Overly elaborate for 99% of situations
It’s expensive, overly stuffed with features, and absolutely overkill for modern connections, but the ASUS AX5700 is the router you should aim for. These are ridiculously fast, supporting Wi-Fi 6 that won’t ever be possibly touched by the long, boney claw of oversaturation for at least a few years.
While there are even more daft options on the market, especially from ASUS, these other models are geared towards power users that you really don’t want to start getting into discussions with about routers.
This is the top end of what you should be aiming for on FIOS, as Verizon works towards bringing faster speeds through their services, there’s no point going overboard when this nifty bit of kit will do absolutely everything you need to and more.
Wi-Fi 6 is obscene and then some. Ludicrous speeds and more options, the ASUS RT-AX86U is just the right sweet spot if you plan on going overboard.
Works with Alexa
Different software options (VPN etc.)
No Wi-Fi 6
Software offerings aren't going to change how you use this
Will need to be upgraded sooner than later
I really don't know what the Alexa connectivity could bring to this
Not everything has to look like a spaceship or be the best of the best. Sometimes you just need a router that just does what you want it to do: connect you to the internet. That’s why the TP-Link AC1900 is our choice for the best budget router. It’s nothing special, it doesn’t do anything particularly interesting nor does it look like it might be part of the American forces.
The upside to this is the four 1-gig Ethernet ports on the back, giving you full power through for wired devices.
There’s Alexa connectivity, so you can – according to the website – turn on the LEDs, guest network, and ‘Night Mode’.
Other versions give Tri-Band
Ridiculous for FIOS
Netgear’s routers are always one to bet on, even with the ridiculous names they seem committed to and that doesn’t discount the Netgear Nighthawk. This five-stream Wi-Fi 6 capable router is a great alternative to the Editor’s Choice, the R6700AX, with its more impressive specs, but it does cost a lot more.

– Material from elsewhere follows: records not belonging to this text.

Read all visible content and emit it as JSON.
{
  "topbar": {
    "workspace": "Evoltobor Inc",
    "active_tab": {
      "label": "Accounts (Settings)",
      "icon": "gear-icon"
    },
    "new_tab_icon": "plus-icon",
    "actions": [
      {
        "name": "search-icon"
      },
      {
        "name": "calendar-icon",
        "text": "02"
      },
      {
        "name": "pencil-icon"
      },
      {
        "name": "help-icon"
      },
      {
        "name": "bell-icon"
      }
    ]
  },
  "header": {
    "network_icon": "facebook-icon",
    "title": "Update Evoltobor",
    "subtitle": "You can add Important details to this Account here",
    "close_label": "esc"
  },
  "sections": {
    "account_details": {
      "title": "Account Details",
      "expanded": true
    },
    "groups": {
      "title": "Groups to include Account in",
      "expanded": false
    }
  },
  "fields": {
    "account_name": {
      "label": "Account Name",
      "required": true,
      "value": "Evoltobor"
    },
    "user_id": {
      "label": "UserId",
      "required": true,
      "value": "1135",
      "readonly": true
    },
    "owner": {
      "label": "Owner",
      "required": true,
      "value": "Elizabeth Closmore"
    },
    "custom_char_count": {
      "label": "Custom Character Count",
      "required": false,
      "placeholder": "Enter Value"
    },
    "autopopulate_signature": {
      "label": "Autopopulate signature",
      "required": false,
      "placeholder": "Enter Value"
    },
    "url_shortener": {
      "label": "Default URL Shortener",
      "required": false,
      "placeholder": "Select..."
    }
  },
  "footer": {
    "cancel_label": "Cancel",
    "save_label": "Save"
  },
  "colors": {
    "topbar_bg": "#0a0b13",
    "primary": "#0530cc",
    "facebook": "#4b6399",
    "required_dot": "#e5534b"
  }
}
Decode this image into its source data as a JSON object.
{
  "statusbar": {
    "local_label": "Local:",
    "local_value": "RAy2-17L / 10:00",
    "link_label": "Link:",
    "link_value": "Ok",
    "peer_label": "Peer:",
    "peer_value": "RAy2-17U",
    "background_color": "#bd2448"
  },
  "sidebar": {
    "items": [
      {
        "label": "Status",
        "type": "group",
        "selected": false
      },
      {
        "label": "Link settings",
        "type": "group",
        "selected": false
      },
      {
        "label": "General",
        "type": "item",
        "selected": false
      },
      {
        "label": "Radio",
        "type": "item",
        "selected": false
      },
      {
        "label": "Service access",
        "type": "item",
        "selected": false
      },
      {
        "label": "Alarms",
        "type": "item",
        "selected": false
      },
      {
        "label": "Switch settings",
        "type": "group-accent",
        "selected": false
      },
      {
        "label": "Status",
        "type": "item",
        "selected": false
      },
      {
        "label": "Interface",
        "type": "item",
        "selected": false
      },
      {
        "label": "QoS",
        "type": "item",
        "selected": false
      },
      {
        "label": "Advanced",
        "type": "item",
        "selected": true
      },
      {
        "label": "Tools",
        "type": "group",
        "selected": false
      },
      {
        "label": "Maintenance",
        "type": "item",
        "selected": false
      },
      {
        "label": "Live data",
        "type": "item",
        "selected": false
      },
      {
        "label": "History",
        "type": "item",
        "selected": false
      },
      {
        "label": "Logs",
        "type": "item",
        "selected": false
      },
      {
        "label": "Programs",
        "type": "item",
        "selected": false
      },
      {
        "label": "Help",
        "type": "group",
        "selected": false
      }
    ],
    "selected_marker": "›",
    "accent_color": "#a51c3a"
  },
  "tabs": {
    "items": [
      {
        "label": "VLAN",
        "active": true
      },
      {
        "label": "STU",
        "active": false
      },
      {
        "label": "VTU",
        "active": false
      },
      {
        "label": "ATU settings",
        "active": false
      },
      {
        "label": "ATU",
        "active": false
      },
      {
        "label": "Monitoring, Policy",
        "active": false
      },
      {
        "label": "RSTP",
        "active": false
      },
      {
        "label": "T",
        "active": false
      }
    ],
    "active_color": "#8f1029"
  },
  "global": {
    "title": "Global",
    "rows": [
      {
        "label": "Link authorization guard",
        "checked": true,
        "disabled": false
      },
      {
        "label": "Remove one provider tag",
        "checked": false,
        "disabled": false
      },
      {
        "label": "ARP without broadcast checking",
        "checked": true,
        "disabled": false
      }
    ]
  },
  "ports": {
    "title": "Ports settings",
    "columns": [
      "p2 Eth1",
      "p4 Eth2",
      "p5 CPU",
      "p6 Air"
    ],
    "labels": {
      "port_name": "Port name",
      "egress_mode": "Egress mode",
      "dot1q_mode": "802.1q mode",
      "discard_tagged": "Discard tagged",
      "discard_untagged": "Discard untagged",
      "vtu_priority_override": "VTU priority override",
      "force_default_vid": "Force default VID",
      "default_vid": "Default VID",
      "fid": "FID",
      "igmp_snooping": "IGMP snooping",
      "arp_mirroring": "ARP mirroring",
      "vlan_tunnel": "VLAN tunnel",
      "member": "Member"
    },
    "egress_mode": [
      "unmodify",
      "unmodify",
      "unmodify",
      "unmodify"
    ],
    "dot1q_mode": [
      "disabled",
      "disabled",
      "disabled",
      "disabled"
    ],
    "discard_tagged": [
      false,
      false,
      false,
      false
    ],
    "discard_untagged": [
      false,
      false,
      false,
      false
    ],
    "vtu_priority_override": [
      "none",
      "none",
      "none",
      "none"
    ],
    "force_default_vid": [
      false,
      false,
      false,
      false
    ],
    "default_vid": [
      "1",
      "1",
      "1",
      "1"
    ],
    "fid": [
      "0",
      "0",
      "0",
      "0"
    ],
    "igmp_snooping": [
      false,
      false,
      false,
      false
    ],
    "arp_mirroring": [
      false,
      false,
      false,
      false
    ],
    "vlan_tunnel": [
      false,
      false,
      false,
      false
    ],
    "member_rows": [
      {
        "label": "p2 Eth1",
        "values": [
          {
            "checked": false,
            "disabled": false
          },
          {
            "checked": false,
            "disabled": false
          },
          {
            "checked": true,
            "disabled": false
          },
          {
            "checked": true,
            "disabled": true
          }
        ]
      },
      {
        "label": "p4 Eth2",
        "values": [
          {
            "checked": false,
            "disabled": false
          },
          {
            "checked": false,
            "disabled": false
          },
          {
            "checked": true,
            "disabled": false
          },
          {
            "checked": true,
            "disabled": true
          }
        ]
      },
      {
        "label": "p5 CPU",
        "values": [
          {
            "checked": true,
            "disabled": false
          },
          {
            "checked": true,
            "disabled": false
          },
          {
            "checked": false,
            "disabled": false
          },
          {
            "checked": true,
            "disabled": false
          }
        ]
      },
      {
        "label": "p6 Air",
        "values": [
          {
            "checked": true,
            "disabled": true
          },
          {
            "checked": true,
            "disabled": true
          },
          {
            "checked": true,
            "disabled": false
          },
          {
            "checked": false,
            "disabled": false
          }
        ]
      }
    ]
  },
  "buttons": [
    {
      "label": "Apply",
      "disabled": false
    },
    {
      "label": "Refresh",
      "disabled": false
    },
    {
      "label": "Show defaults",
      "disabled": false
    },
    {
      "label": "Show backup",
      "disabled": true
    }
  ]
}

This variation upgrades to a ‘tri-band’, with the AX6600 providing not only one of the weirdest designs you can bring into your home but also a ‘tri-band’ signal, which hosts two 5GHz signals, along with the 2.4GHz one.
It follows similar other routers at this price range, including the gigabit wired connections, an app to manage it from afar, and a USB 3.0 port for adding a storage or printer option to the whole house.
The large antennae are perfect for beaming the signal around the house, but of course, it’s overkill for a lot of houses, with specifications that might not be met for a while – especially on Verizon FIOS.
Things To Consider
A router like the Netgear R6700AX is just an all-rounder. It does what it needs to do, easily and well. There’s no hassle or fancy frills to get hung up on or to prevent it from working, but you’ll find that it’s the perfect router for all situations.
The 1-gigabit connection isn’t too shabby either, bringing excessively fast speeds to most of your devices and the setup on all Netgear devices is so incredibly easy that it’s worth recommending for that alone.